## WORK TO COMPLETE:
Go through each line of the entries below and tally those containing the string "indicator"; give only the total.

## GIVEN DATA:
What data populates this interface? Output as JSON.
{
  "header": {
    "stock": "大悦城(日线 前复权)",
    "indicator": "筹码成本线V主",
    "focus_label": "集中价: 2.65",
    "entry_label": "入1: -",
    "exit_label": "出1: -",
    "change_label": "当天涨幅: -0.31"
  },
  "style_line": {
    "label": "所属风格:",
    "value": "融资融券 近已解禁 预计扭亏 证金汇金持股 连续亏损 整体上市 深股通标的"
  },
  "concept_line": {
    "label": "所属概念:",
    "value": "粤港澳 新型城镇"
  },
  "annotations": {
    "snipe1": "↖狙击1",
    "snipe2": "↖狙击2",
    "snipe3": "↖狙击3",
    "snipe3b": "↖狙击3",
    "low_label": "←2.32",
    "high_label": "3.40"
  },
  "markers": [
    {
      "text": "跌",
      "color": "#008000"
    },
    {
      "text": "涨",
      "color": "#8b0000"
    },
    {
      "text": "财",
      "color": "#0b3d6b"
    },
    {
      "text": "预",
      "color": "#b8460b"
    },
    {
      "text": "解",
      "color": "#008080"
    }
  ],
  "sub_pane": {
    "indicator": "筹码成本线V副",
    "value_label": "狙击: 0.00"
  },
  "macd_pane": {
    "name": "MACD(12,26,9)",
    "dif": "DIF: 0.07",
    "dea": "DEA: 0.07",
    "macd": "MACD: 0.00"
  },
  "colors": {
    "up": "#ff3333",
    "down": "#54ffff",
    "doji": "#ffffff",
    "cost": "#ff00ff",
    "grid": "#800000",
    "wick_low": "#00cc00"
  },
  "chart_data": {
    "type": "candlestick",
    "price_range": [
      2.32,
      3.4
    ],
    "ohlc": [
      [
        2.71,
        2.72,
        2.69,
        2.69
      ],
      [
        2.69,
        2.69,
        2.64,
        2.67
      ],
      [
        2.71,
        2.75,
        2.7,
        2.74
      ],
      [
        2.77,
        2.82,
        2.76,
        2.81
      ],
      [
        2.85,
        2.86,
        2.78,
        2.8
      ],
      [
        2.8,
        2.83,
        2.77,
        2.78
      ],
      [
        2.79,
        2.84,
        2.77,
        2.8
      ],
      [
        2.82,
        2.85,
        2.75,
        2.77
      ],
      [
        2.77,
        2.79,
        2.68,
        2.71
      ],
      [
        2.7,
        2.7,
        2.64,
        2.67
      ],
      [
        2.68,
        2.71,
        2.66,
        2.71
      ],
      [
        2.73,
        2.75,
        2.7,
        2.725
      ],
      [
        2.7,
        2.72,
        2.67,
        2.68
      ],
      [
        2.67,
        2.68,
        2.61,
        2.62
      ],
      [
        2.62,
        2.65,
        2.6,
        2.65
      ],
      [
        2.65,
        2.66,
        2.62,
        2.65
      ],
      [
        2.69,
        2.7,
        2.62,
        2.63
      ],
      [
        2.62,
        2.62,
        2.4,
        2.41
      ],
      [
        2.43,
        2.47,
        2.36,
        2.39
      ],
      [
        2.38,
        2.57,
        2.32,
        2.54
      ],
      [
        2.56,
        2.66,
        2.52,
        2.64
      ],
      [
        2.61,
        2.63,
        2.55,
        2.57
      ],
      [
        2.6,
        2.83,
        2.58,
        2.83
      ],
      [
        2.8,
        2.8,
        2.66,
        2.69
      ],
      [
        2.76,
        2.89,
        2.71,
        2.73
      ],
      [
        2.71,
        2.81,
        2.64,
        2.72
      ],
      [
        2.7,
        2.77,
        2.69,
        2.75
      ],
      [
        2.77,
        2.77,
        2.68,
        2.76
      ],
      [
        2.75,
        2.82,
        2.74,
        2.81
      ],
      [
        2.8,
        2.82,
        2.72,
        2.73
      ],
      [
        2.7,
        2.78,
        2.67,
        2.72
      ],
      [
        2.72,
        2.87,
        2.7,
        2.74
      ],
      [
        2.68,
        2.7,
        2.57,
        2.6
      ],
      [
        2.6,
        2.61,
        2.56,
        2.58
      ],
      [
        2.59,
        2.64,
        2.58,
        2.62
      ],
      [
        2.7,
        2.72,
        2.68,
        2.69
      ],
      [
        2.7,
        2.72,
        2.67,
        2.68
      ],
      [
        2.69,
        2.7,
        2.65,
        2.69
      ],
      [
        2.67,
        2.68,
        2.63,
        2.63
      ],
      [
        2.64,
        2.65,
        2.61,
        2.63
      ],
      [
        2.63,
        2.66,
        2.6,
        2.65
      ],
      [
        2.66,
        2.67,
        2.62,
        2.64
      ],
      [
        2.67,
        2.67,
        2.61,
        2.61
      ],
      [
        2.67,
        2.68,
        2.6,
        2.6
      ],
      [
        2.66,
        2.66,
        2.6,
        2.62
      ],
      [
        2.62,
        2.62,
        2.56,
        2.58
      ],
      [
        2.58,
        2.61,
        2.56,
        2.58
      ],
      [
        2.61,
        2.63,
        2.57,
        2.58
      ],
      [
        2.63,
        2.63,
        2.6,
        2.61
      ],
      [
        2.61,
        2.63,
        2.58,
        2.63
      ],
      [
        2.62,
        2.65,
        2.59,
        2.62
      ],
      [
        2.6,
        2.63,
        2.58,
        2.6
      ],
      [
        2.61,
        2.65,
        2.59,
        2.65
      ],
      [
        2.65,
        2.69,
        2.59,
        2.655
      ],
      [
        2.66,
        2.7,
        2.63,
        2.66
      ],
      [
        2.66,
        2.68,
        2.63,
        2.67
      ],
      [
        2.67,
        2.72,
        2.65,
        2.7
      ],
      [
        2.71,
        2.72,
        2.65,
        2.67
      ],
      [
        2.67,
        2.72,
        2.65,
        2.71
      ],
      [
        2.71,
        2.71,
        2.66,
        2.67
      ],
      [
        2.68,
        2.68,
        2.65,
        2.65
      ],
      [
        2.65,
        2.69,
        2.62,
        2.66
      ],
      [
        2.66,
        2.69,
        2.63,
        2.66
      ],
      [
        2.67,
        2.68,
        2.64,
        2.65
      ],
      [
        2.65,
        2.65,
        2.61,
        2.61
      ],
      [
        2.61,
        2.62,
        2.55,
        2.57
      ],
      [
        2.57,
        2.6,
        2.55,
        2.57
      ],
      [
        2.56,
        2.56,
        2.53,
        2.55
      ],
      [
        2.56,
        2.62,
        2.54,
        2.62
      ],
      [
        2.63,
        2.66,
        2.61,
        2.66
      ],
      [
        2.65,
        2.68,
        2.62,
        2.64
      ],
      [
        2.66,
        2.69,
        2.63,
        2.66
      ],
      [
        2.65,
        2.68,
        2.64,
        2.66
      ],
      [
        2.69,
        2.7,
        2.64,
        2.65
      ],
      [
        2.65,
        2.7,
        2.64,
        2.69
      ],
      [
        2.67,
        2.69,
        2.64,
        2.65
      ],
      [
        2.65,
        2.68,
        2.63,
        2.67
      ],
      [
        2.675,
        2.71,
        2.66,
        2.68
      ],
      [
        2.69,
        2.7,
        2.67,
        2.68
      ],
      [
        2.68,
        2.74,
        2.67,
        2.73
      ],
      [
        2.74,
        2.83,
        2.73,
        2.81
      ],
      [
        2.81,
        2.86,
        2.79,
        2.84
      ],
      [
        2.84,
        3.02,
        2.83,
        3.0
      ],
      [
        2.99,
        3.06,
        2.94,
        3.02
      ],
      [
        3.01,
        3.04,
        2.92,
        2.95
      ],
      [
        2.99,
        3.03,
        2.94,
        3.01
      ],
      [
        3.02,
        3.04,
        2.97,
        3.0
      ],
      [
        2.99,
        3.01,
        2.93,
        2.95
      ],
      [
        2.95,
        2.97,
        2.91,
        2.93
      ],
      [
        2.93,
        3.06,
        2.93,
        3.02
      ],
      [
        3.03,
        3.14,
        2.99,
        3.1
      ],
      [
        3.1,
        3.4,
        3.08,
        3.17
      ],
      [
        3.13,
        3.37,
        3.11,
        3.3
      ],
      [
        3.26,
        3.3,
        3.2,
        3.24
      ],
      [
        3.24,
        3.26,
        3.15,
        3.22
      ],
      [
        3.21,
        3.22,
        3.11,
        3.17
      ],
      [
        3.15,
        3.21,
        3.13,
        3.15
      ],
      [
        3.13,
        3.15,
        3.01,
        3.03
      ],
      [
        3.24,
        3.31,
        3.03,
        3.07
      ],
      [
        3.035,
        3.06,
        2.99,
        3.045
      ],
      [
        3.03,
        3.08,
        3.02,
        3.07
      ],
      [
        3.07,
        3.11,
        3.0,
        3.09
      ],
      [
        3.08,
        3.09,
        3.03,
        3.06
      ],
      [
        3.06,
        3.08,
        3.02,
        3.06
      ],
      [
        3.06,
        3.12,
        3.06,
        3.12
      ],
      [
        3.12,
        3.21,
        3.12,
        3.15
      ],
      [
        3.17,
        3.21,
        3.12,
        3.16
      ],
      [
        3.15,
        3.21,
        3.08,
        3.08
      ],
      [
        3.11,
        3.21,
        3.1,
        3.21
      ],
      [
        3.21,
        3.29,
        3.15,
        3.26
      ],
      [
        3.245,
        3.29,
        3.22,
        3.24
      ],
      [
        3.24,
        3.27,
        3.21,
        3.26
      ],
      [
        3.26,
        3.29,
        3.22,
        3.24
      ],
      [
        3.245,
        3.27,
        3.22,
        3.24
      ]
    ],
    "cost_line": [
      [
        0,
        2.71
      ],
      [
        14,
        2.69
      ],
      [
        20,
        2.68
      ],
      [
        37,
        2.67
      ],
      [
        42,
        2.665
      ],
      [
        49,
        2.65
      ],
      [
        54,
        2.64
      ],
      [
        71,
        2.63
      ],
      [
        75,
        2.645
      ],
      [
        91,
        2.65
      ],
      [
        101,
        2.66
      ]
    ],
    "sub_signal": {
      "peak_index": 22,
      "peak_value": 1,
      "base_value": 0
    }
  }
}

## WRITTEN ANSWER:
2